Friday, April 09, 2010

What every other green is talking about

Paul Krugman's piece this weekend about environmental economics, and he basically comes down for cap & trade + strong regulation (ban?) on coal plants. The implication being that cap and trade alone might/will be insufficient on its own to get the worst climate pollution out of the system.

(If I were Gar Lipow, I'd take this as a partial vindication of his argument that the best parts of the House climate bill have nothing to do with cap and trade.)

This little bit caught my eye, though. Krugman is discussing the difference between advocates of a carbon price that starts low and rises gently and a price that starts high and gets quite a bit higher (policy-ramp vs. big-bang):
The policy-ramp advocates argue that the damage done by an additional ton of carbon in the atmosphere is fairly low at current concentrations; the cost will not get really large until there is a lot more carbon dioxide in the air, and that won’t happen until late this century. And they argue that costs that far in the future should not have a large influence on policy today. They point to market rates of return, which indicate that investors place only a small weight on the gains or losses they expect in the distant future, and argue that public policies, including climate policies, should do the same.

The big-bang advocates argue that government should take a much longer view than private investors. Stern, in particular, argues that policy makers should give the same weight to future generations’ welfare as we give to those now living. Moreover, the proponents of fast action hold that the damage from emissions may be much larger than the policy-ramp analyses suggest, either because global temperatures are more sensitive to greenhouse-gas emissions than previously thought or because the economic damage from a large rise in temperatures is much greater than the guesstimates in the climate-ramp models.

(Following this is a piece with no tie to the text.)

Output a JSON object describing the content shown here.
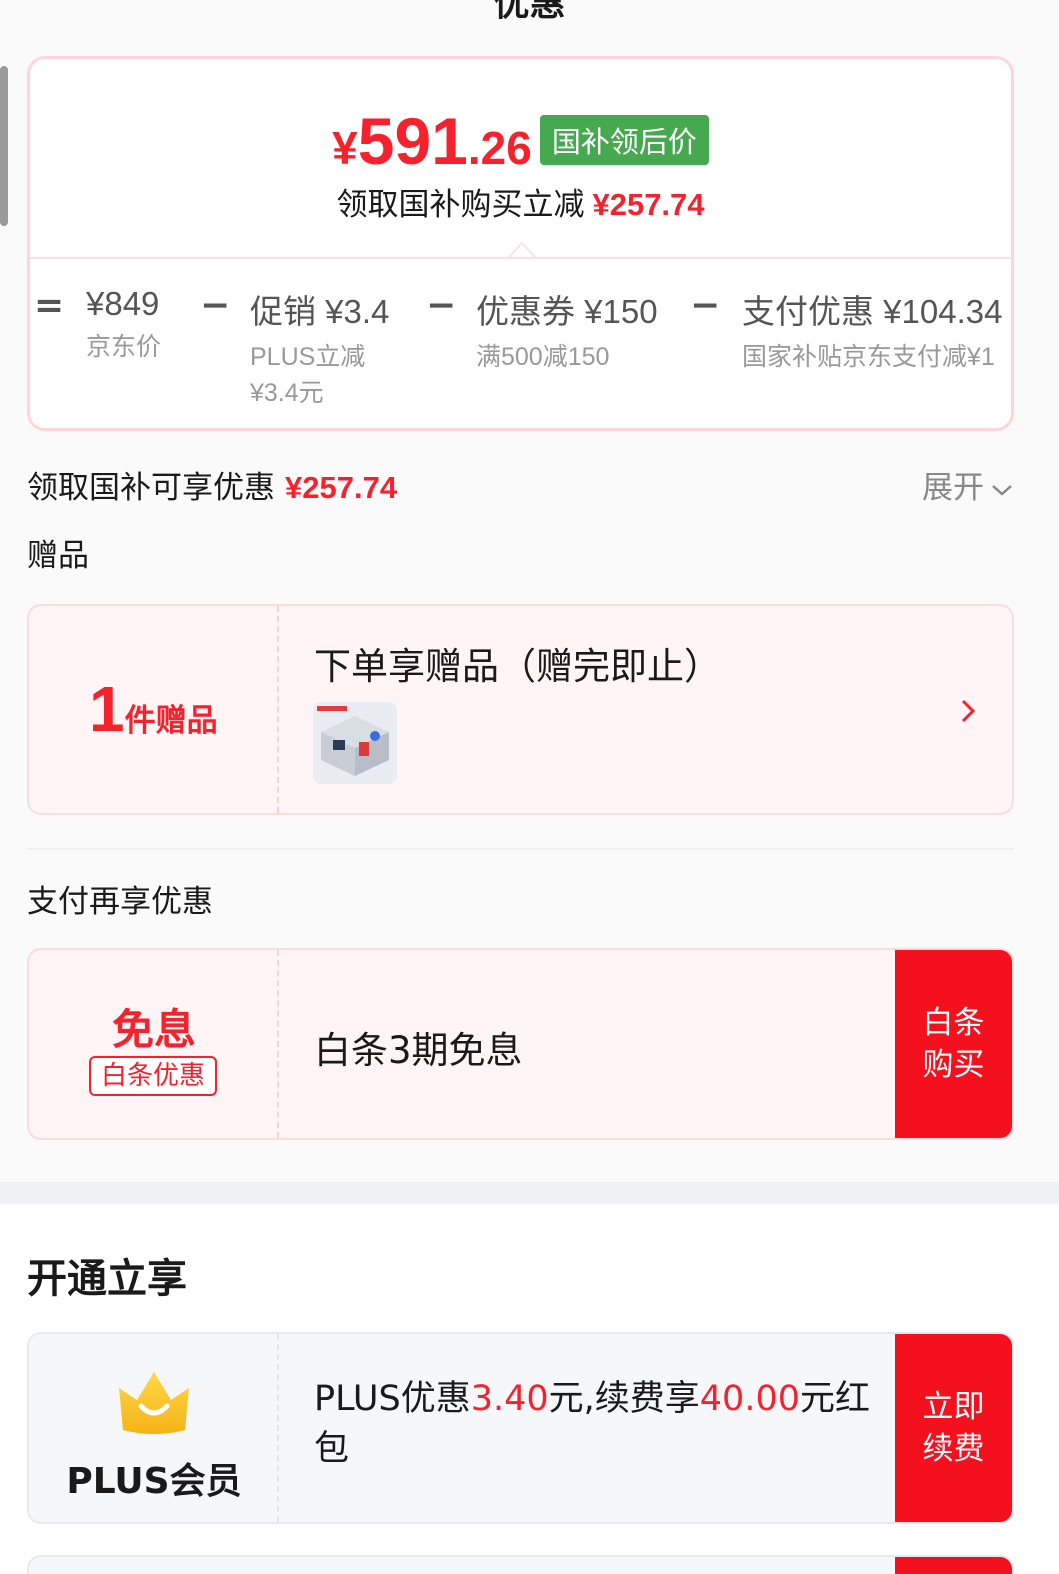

As a professional economist, I find this debate painful. There are smart, well-intentioned people on both sides — some of them, as it happens, old friends and mentors of mine — and each side has scored some major points. Unfortunately, we can’t just declare it an honorable draw, because there’s a decision to be made.

Personally, I lean toward the big-bang view.
The old "friend and mentor" that Krugman is most likely referring to is Bill Nordhaus, who IIRC taught Krugman during his undergraduate degree. Nordhaus is a character who interests me because he plays essentially a sort of late Aristotelian role as far as I can tell: desperately trying to show how the system doesn't need any real changes, just tinkering at the edges.

He's been doing this for decades: he was one of the early savage critics of The Limits to Growth, and his current DICE model implies ridiculously low prices on carbon.

But here is a student of his, basically calling him out in the pages of the NYT Magazine, who by the way won a Nobel Prize and by the way Bill where's yours?

There's not a lot new in the Krugman piece for anyone who's been following this debate, though Krugman is pretty respectful of Jim Hansen's argument against cap-and-trade:
What Hansen draws attention to is the fact that in a cap-and-trade world, acts of individual virtue do not contribute to social goals. If you choose to drive a hybrid car or buy a house with a small carbon footprint, all you are doing is freeing up emissions permits for someone else, which means that you have done nothing to reduce the threat of climate change. He has a point. But altruism cannot effectively deal with climate change. Any serious solution must rely mainly on creating a system that gives everyone a self-interested reason to produce fewer emissions.
That's fairer to Hansen's point than I'd be, actually. Either a tax (Hansen prefers tax-and-dividend) or the overall number of carbon allowances will be set centrally, so the gross economic impact will be largely detached from individual action. If people (especially wealthy consumers) see a low tax as permission to emit rather than a fine for doing so, then you're basically right back where you started: there's a certain amount of bad behaviour washing out the good.

Part of me wonders if an individual tradeable ration, like that proposed by Carbon Equity, would satisfy both sides: acts of virtue are directly rewarded, instead of simply punishing vice.

Politically impossible in the US or Canada, I'm sure, but worth thinking about.


Catelli said...

Big Bang approach!

Concentrating on GG effect ignores acidification of the oceans, a much more short-term and immediate effect.

Unless I misunderstand the literature I've been reading.

doconnor said...

If all or most of a big-bang carbon tax is returned to individuals, only people who generate significantly above average carbon emissions will feel the economic impact, and those tend to be the people with the most money. Of course people who generate below average carbon emissions will be better off.